Task details
Look for the word "this" in the data below, and copy every line that holds it.

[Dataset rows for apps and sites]

+++++

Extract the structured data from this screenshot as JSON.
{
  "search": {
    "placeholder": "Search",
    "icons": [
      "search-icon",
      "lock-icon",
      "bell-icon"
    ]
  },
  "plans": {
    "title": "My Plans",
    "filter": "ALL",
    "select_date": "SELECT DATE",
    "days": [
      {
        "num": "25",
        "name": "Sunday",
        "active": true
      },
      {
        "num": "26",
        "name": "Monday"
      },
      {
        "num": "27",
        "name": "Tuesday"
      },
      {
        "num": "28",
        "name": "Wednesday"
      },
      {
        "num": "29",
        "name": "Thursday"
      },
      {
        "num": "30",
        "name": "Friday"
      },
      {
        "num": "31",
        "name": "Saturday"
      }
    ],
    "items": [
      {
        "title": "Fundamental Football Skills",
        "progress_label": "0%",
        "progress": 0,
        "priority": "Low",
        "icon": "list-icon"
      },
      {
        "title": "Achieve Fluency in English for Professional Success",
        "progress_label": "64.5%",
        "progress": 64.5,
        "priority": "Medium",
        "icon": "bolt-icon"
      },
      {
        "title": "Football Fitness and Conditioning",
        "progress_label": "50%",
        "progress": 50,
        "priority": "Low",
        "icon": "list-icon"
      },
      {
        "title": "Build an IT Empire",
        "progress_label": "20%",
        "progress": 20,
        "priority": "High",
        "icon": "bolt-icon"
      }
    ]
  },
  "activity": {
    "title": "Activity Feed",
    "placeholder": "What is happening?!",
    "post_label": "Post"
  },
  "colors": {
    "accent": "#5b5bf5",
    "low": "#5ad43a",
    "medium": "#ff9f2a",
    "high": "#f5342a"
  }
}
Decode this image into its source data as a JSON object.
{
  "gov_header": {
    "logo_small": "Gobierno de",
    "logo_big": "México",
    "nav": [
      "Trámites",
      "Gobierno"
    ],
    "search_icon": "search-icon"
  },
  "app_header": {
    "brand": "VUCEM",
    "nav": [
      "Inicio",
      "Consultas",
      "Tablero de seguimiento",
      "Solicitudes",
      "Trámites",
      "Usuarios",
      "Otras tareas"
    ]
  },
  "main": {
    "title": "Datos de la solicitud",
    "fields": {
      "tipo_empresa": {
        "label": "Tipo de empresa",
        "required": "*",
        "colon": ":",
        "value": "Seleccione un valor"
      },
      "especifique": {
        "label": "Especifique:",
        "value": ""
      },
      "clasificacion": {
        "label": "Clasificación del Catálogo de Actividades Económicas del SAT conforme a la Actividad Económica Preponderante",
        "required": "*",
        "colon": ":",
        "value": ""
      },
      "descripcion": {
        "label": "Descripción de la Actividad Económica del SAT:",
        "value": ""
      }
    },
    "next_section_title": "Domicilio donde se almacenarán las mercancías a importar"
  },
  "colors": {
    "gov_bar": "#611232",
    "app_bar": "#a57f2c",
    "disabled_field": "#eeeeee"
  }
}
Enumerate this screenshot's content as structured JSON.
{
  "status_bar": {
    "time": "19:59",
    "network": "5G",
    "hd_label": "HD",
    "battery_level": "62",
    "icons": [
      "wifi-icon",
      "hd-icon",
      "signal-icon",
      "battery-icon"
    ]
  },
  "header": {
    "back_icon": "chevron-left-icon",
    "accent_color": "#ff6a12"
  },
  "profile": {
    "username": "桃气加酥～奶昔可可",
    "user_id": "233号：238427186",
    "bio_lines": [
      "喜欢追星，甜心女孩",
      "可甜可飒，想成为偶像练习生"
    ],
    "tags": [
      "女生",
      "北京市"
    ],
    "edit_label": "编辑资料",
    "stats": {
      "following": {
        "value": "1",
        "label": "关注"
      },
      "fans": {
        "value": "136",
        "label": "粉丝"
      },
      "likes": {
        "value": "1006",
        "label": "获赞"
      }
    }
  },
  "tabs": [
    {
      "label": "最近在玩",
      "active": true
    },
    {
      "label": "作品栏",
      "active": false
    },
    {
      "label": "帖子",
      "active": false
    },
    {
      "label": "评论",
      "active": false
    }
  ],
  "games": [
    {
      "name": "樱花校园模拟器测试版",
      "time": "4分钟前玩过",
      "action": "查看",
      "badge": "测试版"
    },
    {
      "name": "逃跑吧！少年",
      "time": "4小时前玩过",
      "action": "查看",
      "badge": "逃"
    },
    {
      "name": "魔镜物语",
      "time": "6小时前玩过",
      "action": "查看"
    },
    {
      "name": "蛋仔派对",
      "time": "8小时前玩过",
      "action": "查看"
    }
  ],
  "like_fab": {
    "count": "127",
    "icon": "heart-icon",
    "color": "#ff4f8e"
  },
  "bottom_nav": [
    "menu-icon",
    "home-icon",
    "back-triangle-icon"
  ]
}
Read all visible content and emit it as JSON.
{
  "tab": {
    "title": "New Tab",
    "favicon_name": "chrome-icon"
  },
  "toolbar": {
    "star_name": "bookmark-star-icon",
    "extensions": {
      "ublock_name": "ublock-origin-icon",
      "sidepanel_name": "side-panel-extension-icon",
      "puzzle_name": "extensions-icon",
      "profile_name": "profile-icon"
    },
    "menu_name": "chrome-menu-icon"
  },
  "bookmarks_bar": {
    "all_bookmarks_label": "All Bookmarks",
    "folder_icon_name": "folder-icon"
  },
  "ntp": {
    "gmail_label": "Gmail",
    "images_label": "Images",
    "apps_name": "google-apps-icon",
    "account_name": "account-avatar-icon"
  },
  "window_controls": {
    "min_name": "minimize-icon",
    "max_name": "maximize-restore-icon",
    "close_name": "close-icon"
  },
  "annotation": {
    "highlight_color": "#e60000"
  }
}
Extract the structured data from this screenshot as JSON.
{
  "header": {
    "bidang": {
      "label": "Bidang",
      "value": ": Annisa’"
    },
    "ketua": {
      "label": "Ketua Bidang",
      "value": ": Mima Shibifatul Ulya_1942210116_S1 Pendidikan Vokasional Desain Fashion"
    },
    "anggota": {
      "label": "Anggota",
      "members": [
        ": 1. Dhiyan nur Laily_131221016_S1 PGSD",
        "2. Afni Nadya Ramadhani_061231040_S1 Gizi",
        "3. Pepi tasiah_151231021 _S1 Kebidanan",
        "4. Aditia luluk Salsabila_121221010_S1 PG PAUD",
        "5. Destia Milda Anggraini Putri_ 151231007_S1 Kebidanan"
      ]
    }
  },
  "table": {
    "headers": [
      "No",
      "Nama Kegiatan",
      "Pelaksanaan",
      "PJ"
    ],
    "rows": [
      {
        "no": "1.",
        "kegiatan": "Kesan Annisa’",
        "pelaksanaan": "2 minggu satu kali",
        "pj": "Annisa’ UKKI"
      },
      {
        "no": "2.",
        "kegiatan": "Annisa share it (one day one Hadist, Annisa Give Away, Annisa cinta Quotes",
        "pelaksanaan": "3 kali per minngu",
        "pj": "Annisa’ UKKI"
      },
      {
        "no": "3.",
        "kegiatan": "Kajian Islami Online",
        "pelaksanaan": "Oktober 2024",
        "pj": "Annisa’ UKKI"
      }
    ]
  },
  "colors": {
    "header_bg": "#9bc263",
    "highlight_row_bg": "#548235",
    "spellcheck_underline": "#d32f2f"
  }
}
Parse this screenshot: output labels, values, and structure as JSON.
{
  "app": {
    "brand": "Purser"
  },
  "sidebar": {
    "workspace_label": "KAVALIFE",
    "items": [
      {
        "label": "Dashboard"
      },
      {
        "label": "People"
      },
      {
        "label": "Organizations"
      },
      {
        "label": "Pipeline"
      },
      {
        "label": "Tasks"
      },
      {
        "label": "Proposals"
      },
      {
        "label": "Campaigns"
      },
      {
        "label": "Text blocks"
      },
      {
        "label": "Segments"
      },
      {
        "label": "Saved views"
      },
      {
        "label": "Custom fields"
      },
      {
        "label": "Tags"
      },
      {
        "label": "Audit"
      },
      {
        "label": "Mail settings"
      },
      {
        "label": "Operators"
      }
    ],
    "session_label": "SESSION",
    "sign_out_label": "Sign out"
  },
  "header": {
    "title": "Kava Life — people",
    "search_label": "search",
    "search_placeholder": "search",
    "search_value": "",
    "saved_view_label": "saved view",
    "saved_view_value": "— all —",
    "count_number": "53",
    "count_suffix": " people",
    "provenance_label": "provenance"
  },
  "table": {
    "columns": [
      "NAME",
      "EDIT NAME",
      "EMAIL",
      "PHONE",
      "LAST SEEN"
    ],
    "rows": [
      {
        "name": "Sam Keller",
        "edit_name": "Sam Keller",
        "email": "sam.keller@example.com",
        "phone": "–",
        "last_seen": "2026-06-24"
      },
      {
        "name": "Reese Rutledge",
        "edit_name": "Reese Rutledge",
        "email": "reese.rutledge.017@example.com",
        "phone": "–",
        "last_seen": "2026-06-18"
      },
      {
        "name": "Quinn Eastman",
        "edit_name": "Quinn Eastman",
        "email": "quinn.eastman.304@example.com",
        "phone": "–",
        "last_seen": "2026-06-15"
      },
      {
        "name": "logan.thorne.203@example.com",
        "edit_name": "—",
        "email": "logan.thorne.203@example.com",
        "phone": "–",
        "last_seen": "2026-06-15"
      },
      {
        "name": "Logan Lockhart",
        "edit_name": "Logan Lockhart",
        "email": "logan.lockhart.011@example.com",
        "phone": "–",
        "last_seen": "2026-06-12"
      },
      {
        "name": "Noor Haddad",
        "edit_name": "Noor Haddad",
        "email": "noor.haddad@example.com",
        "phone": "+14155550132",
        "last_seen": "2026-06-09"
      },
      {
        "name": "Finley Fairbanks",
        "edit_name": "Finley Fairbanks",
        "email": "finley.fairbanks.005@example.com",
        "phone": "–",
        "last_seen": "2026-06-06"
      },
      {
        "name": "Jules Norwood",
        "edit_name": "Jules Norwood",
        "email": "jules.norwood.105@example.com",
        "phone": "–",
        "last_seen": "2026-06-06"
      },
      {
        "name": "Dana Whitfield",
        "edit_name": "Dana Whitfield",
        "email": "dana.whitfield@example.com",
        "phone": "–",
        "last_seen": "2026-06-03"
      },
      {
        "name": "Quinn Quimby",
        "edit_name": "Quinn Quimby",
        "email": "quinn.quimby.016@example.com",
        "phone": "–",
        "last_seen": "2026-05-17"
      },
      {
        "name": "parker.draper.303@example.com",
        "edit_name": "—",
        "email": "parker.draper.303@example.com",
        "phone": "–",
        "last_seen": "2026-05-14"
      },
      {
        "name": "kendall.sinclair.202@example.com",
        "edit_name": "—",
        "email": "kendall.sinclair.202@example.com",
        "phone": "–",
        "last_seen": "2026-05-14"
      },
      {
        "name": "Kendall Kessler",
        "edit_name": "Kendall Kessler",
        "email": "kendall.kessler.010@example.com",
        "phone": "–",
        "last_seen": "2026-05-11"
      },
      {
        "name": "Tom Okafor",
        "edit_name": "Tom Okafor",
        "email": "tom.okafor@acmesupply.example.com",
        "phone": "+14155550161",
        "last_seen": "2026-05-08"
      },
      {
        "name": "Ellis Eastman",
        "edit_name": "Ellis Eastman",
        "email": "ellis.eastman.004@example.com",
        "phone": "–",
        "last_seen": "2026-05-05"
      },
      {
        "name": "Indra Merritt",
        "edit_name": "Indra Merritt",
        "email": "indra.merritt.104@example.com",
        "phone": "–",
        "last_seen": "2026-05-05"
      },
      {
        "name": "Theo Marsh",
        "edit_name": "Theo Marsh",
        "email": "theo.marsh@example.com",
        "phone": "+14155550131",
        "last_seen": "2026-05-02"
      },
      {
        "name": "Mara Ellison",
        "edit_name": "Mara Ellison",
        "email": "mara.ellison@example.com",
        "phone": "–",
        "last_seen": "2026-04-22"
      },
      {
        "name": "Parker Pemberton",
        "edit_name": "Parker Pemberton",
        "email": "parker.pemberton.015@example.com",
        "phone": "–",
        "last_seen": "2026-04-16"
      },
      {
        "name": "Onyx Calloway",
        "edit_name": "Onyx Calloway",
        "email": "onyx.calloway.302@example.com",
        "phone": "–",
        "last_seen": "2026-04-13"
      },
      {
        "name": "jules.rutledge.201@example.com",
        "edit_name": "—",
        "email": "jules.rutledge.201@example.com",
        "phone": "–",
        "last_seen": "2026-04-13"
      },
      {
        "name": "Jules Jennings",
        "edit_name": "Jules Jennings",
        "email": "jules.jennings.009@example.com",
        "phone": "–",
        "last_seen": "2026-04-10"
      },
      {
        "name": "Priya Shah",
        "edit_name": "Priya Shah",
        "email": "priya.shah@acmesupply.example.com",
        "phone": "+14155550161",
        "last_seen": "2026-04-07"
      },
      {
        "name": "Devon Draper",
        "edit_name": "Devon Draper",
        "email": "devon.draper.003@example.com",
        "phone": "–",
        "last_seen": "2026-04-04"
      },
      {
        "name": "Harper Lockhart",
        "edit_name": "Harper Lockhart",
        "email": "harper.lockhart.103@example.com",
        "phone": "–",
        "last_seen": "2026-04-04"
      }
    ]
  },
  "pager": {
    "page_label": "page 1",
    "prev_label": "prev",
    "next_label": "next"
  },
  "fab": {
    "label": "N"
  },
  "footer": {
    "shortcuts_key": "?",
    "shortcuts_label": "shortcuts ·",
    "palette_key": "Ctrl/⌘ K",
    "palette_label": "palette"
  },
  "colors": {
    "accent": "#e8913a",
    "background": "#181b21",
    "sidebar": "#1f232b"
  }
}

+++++

Completed exercise
Extract the structured data from this screenshot as JSON.
Decode this image into its source data as a JSON object.
Enumerate this screenshot's content as structured JSON.
Extract the structured data from this screenshot as JSON.
Parse this screenshot: output labels, values, and structure as JSON.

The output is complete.